Further impetus for rolling out a new policy related to our own desire to effectively manage space requirements. Space is a limited AMCHP resource, and, consequently, it must be managed responsibly, efficiently, and effectively. Flexibility needs to be maintained to address changes in staffing, programs, and available space. Accordingly, we established a framework for assignment and management of office space as part of the new policy to achieve the best utilization and respond to current and emerging needs. Desk-sharing and office-sharing are necessary for those staff members choosing the most robust of the alternate work schedule options.
It was important for us to also convey that alternate work schedules are not considered a universal employee benefit. As such, AMCHP has the right to refuse to make alternate work schedules available to an employee and to revoke alternate work schedules at any time. Certain jobs lend themselves to alternate work schedules, and certain jobs do not. Specific alternate work schedule arrangements are always going to be dependent on career readiness, careful assessment (such as more robust enforcement of telework trial periods), position requirements, and other variables. Certain AMCHP positions may be limited in their ability to choose alternate work schedules such as non-exempt (hourly) employees; staff in their introductory periods of employment; staff participating in performance improvement plans; staff on extended medical or other leave; and temporary staff, including interns, fellows, and contractors.

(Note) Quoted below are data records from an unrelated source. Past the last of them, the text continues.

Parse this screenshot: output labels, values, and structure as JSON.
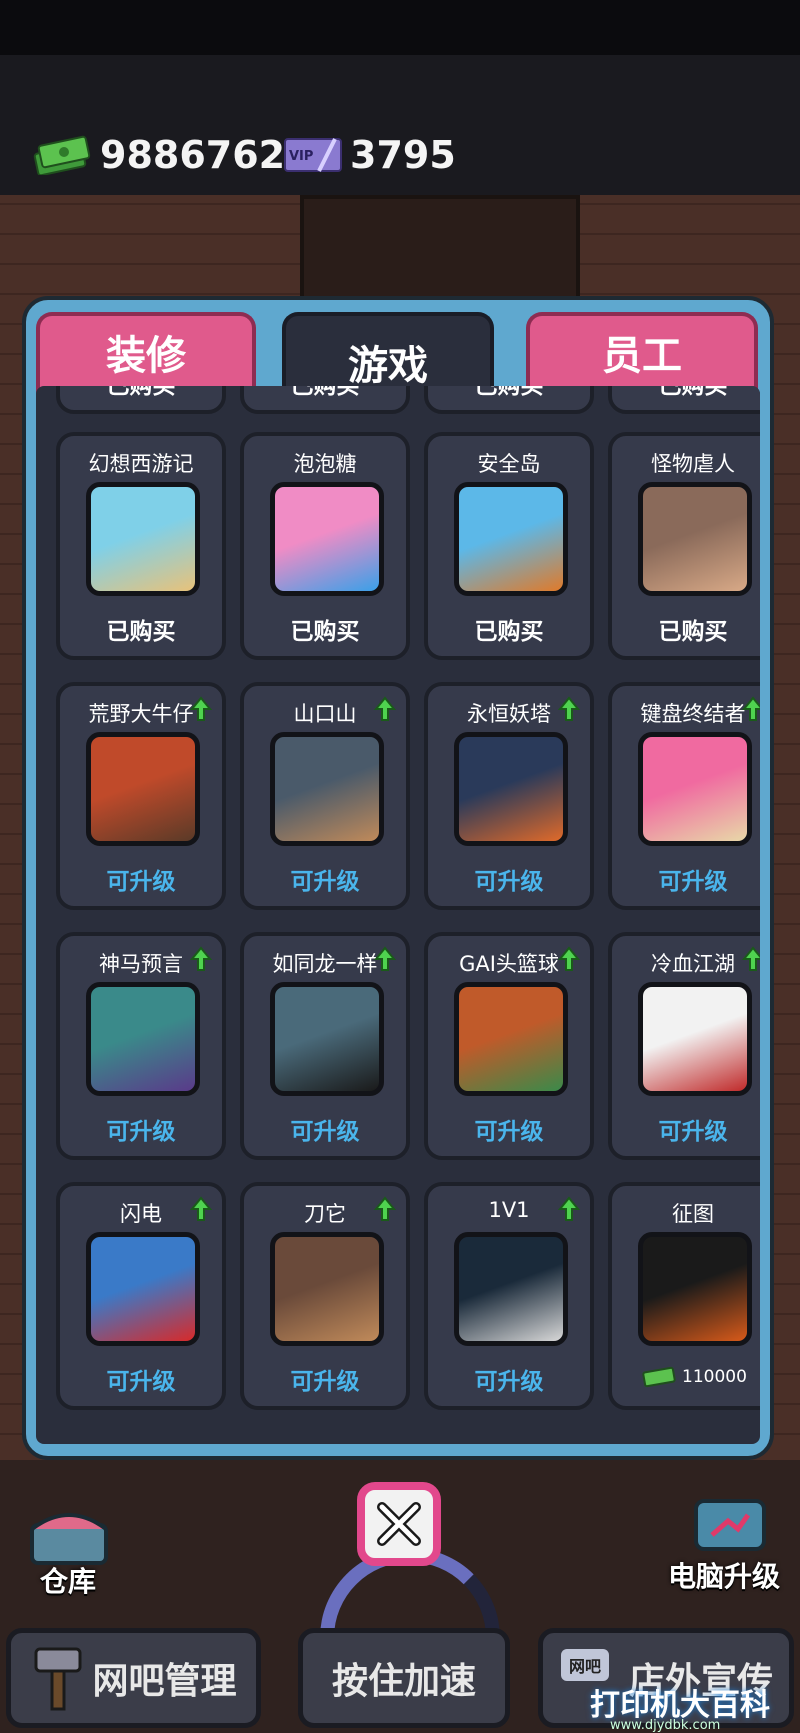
{
  "hud": {
    "money": "9886762",
    "vip_label": "VIP",
    "vip_value": "3795"
  },
  "tabs": [
    {
      "label": "装修",
      "active": false
    },
    {
      "label": "游戏",
      "active": true
    },
    {
      "label": "员工",
      "active": false
    }
  ],
  "partial_row": [
    "已购买",
    "已购买",
    "已购买",
    "已购买"
  ],
  "cards": [
    {
      "name": "幻想西游记",
      "status": "已购买",
      "kind": "bought",
      "upgrade": false,
      "colors": [
        "#7fd0e8",
        "#e8c27a"
      ]
    },
    {
      "name": "泡泡糖",
      "status": "已购买",
      "kind": "bought",
      "upgrade": false,
      "colors": [
        "#f08cc5",
        "#3aa0e8"
      ]
    },
    {
      "name": "安全岛",
      "status": "已购买",
      "kind": "bought",
      "upgrade": false,
      "colors": [
        "#5cb8e8",
        "#e07a2a"
      ]
    },
    {
      "name": "怪物虐人",
      "status": "已购买",
      "kind": "bought",
      "upgrade": false,
      "colors": [
        "#8a6a5a",
        "#d8a987"
      ]
    },
    {
      "name": "荒野大牛仔",
      "status": "可升级",
      "kind": "upgrade",
      "upgrade": true,
      "colors": [
        "#c04a2a",
        "#5a3a28"
      ]
    },
    {
      "name": "山口山",
      "status": "可升级",
      "kind": "upgrade",
      "upgrade": true,
      "colors": [
        "#4a5a6a",
        "#c08a5a"
      ]
    },
    {
      "name": "永恒妖塔",
      "status": "可升级",
      "kind": "upgrade",
      "upgrade": true,
      "colors": [
        "#2a3a5a",
        "#e06a2a"
      ]
    },
    {
      "name": "键盘终结者",
      "status": "可升级",
      "kind": "upgrade",
      "upgrade": true,
      "colors": [
        "#f06aa0",
        "#e8d8a8"
      ]
    },
    {
      "name": "神马预言",
      "status": "可升级",
      "kind": "upgrade",
      "upgrade": true,
      "colors": [
        "#3a8a8a",
        "#5a3a8a"
      ]
    },
    {
      "name": "如同龙一样",
      "status": "可升级",
      "kind": "upgrade",
      "upgrade": true,
      "colors": [
        "#4a6a7a",
        "#1a1a1a"
      ]
    },
    {
      "name": "GAI头篮球",
      "status": "可升级",
      "kind": "upgrade",
      "upgrade": true,
      "colors": [
        "#c05a2a",
        "#3a8a4a"
      ]
    },
    {
      "name": "冷血江湖",
      "status": "可升级",
      "kind": "upgrade",
      "upgrade": true,
      "colors": [
        "#f2f2f2",
        "#c02a2a"
      ]
    },
    {
      "name": "闪电",
      "status": "可升级",
      "kind": "upgrade",
      "upgrade": true,
      "colors": [
        "#3a7ac8",
        "#d82a2a"
      ]
    },
    {
      "name": "刀它",
      "status": "可升级",
      "kind": "upgrade",
      "upgrade": true,
      "colors": [
        "#6a4a3a",
        "#c08a5a"
      ]
    },
    {
      "name": "1V1",
      "status": "可升级",
      "kind": "upgrade",
      "upgrade": true,
      "colors": [
        "#1a2a3a",
        "#d8d8d8"
      ]
    },
    {
      "name": "征图",
      "status": "",
      "kind": "price",
      "upgrade": false,
      "price": "110000",
      "colors": [
        "#1a1a1a",
        "#d85a1a"
      ]
    }
  ],
  "bottom": {
    "warehouse_label": "仓库",
    "pc_upgrade_label": "电脑升级",
    "manage_label": "网吧管理",
    "speedup_label": "按住加速",
    "promote_label": "店外宣传",
    "badge_label": "网吧"
  },
  "watermark": {
    "main": "打印机大百科",
    "sub": "www.djydbk.com"
  }
}
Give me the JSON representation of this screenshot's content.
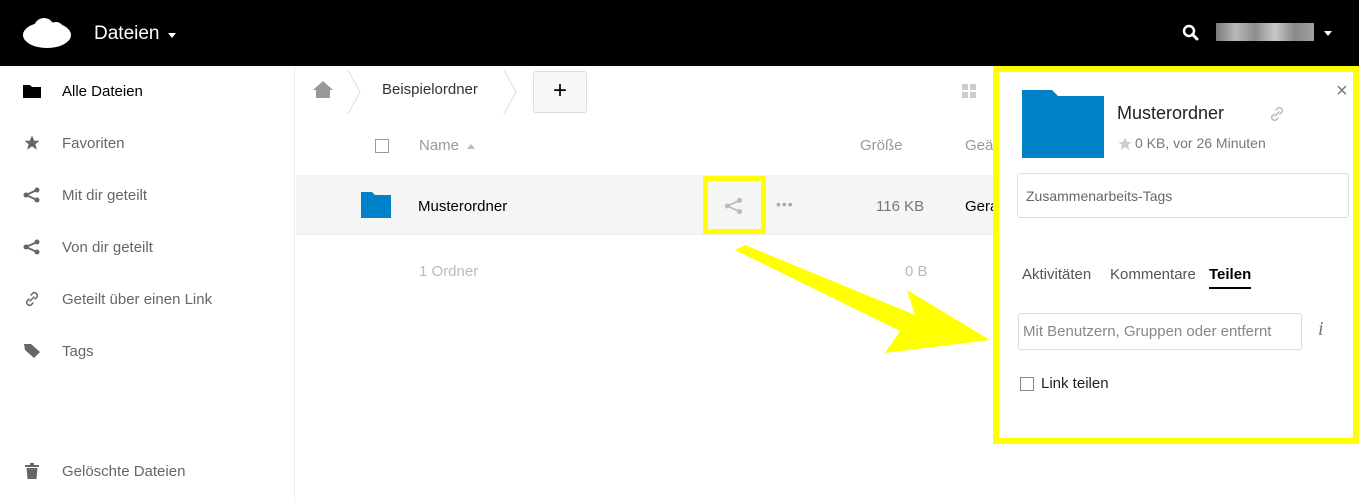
{
  "header": {
    "app_menu_label": "Dateien",
    "icons": {
      "logo": "cloud-logo-icon",
      "search": "search-icon",
      "dropdown": "chevron-down-icon"
    },
    "colors": {
      "bar": "#000000"
    }
  },
  "sidebar": {
    "items": [
      {
        "label": "Alle Dateien",
        "icon": "folder-icon",
        "active": true
      },
      {
        "label": "Favoriten",
        "icon": "star-icon",
        "active": false
      },
      {
        "label": "Mit dir geteilt",
        "icon": "share-icon",
        "active": false
      },
      {
        "label": "Von dir geteilt",
        "icon": "share-icon",
        "active": false
      },
      {
        "label": "Geteilt über einen Link",
        "icon": "link-icon",
        "active": false
      },
      {
        "label": "Tags",
        "icon": "tag-icon",
        "active": false
      }
    ],
    "trash_label": "Gelöschte Dateien"
  },
  "breadcrumb": {
    "home_icon": "home-icon",
    "folder": "Beispielordner",
    "new_button": "+"
  },
  "file_list": {
    "columns": {
      "name": "Name",
      "size": "Größe",
      "modified": "Geä"
    },
    "rows": [
      {
        "name": "Musterordner",
        "size": "116 KB",
        "modified": "Gera",
        "more": "•••"
      }
    ],
    "summary": {
      "label": "1 Ordner",
      "size": "0 B"
    }
  },
  "details": {
    "close": "×",
    "title": "Musterordner",
    "meta": "0 KB, vor 26 Minuten",
    "tags_placeholder": "Zusammenarbeits-Tags",
    "tabs": [
      {
        "label": "Aktivitäten",
        "active": false
      },
      {
        "label": "Kommentare",
        "active": false
      },
      {
        "label": "Teilen",
        "active": true
      }
    ],
    "share_placeholder": "Mit Benutzern, Gruppen oder entfernt",
    "info_icon": "i",
    "link_share_label": "Link teilen"
  },
  "colors": {
    "folder": "#0082c9",
    "highlight": "#ffff00"
  }
}
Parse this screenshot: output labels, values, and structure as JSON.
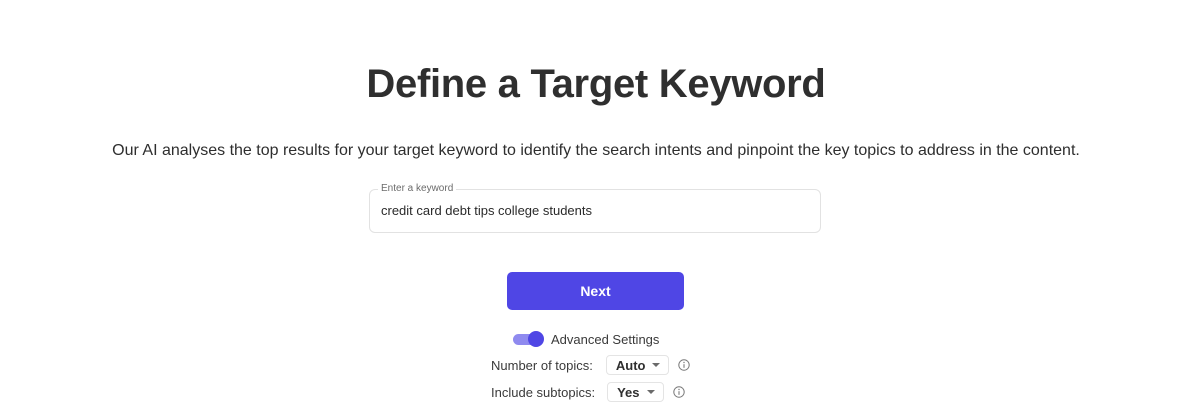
{
  "header": {
    "title": "Define a Target Keyword",
    "subtitle": "Our AI analyses the top results for your target keyword to identify the search intents and pinpoint the key topics to address in the content."
  },
  "keyword": {
    "legend": "Enter a keyword",
    "value": "credit card debt tips college students"
  },
  "next_button": {
    "label": "Next",
    "color": "#4f46e5"
  },
  "advanced": {
    "label": "Advanced Settings",
    "enabled": true,
    "settings": [
      {
        "label": "Number of topics:",
        "value": "Auto",
        "icon": "info-icon"
      },
      {
        "label": "Include subtopics:",
        "value": "Yes",
        "icon": "info-icon"
      }
    ]
  }
}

We also had to recognize that, with a multigenerational workforce, not everyone wants or needs alternate work schedule options. AMCHP committed to ensuring every attempt would be made to accommodate employees who do not wish to have, or are otherwise ineligible for, an alternate work schedule by providing them a work space.
To balance the need for flexibility with core office hours and job responsibilities AMCHP staff may choose among three alternate work schedules:
A flexible work day schedule which is an alternative to the traditional 9 a.m. to 5 p.m. work day, allowing employees to vary their arrival and/or departure times;
A telework schedule where employees may choose to work remotely up to a maximum of five days per pay period or 50 percent of the time; and
A compressed work schedule where employees agree to work extended hours for nine days and then select one off-day per pay period.
Some types of alternate work schedules may be combined for utmost flexibility if the general requirement is met of at least 50 percent of time worked in-office for at least five days per pay period during AMCHP's core hours of operation. All employees are asked to select and adhere to a work schedule for a minimum of six months before requesting a schedule change.
In terms of implementation, AMCHP has been using the new policy now for almost a year. Each of our teams was charged with ensuring coverage across the entire team on all days of a week. In the interest of continuous quality improvement, we plan to continue evaluating the policy and modify it as needed. Initial opportunities for the future relate to expanding eligibility, and we remain committed to improving on this key offering while maintaining our high standard of meeting our members' and constituents' needs.
I hope you enjoyed learning a bit about our internal workplace improvements and that you take advantage of reading the rest of this issue of Pulse on workforce development and empowerment in the broader MCH field!